TRY IT - Scan the listing below. Report each line that includes "Whereby".

RECORD SET -
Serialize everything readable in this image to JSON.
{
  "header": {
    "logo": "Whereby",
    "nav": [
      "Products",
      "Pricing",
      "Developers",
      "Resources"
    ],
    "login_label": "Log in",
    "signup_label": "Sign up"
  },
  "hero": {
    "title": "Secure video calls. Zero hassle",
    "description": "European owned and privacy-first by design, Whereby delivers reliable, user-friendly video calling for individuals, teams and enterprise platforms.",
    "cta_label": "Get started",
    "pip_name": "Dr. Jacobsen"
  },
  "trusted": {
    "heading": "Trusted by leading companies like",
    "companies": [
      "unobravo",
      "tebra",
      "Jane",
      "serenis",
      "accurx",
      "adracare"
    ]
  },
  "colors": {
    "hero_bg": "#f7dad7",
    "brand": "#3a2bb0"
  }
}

EXERCISE ANSWER -
    "logo": "Whereby",
    "description": "European owned and privacy-first by design, Whereby delivers reliable, user-friendly video calling for individuals, teams and enterprise platforms.",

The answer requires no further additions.